Crane is named as a defendant in a lawsuit filed by former pitcher Mike Bolsinger, whose last appearance in the majors was on August 4, 2017 against the Astros. He faced eight batters, allowing four runs on four hits and three walks in one-third of an inning. Bolsinger accused the Astros of unfair business practices, negligence, and intentional interference with contractual and economic relations arising out of the sign-stealing scandal. Bolsinger is seeking damages for himself as well as for the Astros to forfeit the nearly $31 million in bonuses earned from winning the championship in 2017, asking for the money to be reallocated to children’s charities and retired players in need of financial assistance.

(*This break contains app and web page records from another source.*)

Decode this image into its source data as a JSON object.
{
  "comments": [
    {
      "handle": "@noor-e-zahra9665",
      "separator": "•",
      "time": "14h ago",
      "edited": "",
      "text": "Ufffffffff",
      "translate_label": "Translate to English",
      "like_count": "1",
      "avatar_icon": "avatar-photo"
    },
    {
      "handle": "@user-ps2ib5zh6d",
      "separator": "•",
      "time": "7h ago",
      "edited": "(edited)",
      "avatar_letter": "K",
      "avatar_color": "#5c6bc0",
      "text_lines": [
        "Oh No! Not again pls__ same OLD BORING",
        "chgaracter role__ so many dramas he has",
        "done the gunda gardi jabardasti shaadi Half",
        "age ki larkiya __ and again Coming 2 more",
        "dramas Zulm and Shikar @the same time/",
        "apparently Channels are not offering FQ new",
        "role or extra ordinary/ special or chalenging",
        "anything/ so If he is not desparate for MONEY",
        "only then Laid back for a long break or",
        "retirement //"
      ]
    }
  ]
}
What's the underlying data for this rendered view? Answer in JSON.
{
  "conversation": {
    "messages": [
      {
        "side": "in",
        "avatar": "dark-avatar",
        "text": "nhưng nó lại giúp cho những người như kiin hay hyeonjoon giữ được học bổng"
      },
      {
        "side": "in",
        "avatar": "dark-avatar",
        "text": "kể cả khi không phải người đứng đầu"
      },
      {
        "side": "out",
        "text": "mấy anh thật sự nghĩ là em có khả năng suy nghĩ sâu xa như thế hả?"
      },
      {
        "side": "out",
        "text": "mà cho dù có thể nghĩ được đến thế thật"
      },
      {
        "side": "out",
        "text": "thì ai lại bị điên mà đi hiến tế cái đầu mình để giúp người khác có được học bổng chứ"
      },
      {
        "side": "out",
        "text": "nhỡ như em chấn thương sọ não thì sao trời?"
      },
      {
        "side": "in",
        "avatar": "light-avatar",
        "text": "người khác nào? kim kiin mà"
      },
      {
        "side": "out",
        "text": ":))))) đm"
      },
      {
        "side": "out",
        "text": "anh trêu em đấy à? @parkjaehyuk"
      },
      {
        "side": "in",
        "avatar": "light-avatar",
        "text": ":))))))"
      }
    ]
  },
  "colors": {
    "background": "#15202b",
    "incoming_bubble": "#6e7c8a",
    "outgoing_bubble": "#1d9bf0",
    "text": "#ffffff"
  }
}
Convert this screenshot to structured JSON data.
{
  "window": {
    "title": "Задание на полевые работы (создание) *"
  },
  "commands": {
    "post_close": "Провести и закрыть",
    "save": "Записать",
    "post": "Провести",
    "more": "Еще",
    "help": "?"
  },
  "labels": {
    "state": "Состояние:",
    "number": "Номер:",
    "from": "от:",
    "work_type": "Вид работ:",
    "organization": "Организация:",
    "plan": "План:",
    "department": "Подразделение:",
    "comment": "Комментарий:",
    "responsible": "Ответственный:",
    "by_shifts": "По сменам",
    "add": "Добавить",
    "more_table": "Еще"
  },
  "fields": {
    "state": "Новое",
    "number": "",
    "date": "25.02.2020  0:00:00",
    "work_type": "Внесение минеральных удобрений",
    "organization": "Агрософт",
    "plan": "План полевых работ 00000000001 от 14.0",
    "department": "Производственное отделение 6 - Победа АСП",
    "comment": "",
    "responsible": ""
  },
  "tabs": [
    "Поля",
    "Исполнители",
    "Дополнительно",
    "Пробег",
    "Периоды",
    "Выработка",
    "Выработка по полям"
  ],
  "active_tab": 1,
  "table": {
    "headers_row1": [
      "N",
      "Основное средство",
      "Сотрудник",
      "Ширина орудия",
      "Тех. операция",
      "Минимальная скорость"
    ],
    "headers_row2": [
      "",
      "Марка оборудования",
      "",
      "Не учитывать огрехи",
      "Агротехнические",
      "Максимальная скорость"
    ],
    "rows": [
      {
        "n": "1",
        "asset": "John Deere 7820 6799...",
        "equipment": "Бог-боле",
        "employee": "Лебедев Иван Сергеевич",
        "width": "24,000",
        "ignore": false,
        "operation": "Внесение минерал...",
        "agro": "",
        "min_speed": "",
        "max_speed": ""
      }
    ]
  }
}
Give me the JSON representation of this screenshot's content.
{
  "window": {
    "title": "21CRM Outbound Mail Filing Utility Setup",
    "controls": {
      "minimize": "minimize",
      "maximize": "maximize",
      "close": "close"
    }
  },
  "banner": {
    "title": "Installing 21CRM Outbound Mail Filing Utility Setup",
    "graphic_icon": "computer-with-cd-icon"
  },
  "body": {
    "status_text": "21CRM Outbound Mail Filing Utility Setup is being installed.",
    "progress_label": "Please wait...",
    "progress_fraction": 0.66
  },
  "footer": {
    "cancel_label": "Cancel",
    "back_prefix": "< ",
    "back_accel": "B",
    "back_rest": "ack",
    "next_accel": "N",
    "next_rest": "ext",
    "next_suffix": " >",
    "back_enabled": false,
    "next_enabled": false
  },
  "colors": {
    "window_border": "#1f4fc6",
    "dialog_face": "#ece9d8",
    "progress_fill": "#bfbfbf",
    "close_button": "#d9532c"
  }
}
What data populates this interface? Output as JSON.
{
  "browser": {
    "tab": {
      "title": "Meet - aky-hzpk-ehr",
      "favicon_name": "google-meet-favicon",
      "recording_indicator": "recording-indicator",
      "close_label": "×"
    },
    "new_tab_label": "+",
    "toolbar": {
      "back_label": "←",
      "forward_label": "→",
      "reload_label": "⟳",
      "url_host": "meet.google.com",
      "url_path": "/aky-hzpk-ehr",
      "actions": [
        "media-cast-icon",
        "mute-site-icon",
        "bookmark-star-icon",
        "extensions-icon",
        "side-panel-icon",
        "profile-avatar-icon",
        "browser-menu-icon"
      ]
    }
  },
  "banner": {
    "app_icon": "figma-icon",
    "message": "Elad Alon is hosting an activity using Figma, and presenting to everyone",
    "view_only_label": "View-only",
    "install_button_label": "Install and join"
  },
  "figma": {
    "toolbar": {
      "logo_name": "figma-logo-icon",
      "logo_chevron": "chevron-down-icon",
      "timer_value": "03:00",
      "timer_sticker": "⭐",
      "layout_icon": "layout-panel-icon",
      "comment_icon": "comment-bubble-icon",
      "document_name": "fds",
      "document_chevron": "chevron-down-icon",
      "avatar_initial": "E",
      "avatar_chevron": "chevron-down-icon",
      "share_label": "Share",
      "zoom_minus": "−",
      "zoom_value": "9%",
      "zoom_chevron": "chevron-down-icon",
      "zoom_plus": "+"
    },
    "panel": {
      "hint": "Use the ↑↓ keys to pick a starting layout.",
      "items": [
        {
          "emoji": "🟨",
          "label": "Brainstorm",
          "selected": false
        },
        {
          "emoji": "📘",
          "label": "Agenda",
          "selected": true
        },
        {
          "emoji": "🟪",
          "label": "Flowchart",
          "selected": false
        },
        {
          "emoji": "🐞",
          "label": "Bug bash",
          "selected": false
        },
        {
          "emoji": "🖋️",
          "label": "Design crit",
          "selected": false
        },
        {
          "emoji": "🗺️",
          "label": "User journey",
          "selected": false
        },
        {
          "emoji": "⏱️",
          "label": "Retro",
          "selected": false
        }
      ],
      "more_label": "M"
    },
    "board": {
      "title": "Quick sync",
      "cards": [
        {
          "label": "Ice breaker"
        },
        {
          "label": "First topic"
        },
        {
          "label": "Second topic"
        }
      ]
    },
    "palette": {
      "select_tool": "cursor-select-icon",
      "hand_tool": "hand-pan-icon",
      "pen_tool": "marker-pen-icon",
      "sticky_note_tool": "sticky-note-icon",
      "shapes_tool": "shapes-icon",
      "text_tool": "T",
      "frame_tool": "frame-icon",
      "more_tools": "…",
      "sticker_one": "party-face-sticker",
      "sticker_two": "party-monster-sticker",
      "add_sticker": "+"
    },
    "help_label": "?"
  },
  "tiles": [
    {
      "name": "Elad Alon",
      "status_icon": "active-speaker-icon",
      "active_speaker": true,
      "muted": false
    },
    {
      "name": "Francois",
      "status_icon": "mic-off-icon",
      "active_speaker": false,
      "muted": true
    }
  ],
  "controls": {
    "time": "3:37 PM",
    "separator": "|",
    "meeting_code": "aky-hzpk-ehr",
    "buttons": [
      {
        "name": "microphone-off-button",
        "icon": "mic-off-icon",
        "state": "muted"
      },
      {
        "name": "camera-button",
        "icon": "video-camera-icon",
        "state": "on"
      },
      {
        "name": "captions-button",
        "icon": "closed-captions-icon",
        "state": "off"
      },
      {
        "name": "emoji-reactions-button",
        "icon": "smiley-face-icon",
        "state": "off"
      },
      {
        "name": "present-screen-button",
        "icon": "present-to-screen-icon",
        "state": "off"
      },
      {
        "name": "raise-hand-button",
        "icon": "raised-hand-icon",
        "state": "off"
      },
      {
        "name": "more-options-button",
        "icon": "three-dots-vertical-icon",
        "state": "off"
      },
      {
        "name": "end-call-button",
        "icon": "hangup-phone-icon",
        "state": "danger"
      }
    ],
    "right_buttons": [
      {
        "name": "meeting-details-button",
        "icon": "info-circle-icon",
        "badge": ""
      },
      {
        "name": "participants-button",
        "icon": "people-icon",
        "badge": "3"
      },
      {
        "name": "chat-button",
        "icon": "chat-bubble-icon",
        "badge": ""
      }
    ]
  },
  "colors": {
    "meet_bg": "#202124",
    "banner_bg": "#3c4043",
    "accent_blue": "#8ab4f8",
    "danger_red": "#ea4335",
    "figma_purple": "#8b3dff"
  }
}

Commissioner Rob Manfred did not use the word “exonerated” in his report on the league’s investigation into the Astros’ cheating scheme. Manfred did, however, write, “At the outset, I also can say our investigation revealed absolutely no evidence that Jim Crane, the owner of the Astros, was aware of any of the conduct described in this report. Crane is extraordinarily troubled and upset by the conduct of members of his organization, fully supported my investigation, and provided unfettered access to any and all information requested.”

Saying that the league found “no evidence” that Crane was involved and patting Crane on the back for not obstructing the investigation is not the same was “explicitly exonerating” him. The Athletic asked MLB if it agreed with Crane’s characterization of the report. Rather than agreeing with Crane, the league simply said, “All of our comments about the investigation are included in the report.”

This isn’t the first legal filing in which the Astros made a questionable claim. Recently, Astros lawyers claimed the organization expressed “sincere apologies and remorse for the events described in the report by the Commissioner of Major League Baseball.”

In Monday’s filing, Astros lawyers swung at Bolsinger, citing his poor pitching performance overall in 2017. They wrote, “Plaintiff wants to have a California judge and jury literally call ball and strikes, and award him money damages based on rank conjecture about what might have happened to him in Houston on August 4, 2017 due to alleged rules violations he speculates may have occurred that day.”

Astros lawyers also questioned the frequency of the club’s cheating and its impact, writing, “Major League Baseball (‘MLB’) investigated alleged rule violations by the Astros related to sign-stealing, resulting in a January 13, 2020 report in which the Commissioner of Baseball expressly found that ‘it is impossible to determine whether the (Astros’) conduct actually impacted the results on the field. The MLB did not conclude that sign-stealing violations occurred in every game or even most at-bats in the 2017 season.”

Astros fan Tony Adams, who analyzed every home game during the 2017 regular season and posted the results on SignStealingScandal.com, found that there were 54 “bangs” on August 4 when Bolsinger pitched against the Astros. That was the highest total among all Astros home games that season. Bolsinger entered in the middle of the fourth inning, first facing Yuli Gurriel. Adams found three bangs — all on curve balls — in a plate appearance that ended in a walk. Adams found four more bangs — all on breaking balls — in a Brian McCann at-bat later that inning that also ended in a walk. Bolsinger then gave up a single to Tyler White, with trash can banging on a cut fastball and a curve. The next batter, Jake Marisnick, singled as well, hearing bangs on a cutter and a curve. Bolsinger finally got out of the inning when Bregman swung at a first-pitch curve (yes, there was a trash can bang for that) and flied out.

Importantly, Bolsinger’s lawyer notes that Crane’s motion makes MLB eligible for discovery. It is already eligible for discovery in New York federal court where the league is a defendant in a lawsuit brought by daily fantasy sports contestants. Bolsinger’s lawsuit is brought out of California state court. The Astros want Bolsinger’s lawsuit dismissed or at least moved to Texas.

Because the Astros can’t seem to stop making headlines for all the wrong reasons, this whole situation figures to get even more wild as time goes on. Due to discovery, we may end up learning even more about the Astros’ cheating ways than the league may have let on in their report on their investigation.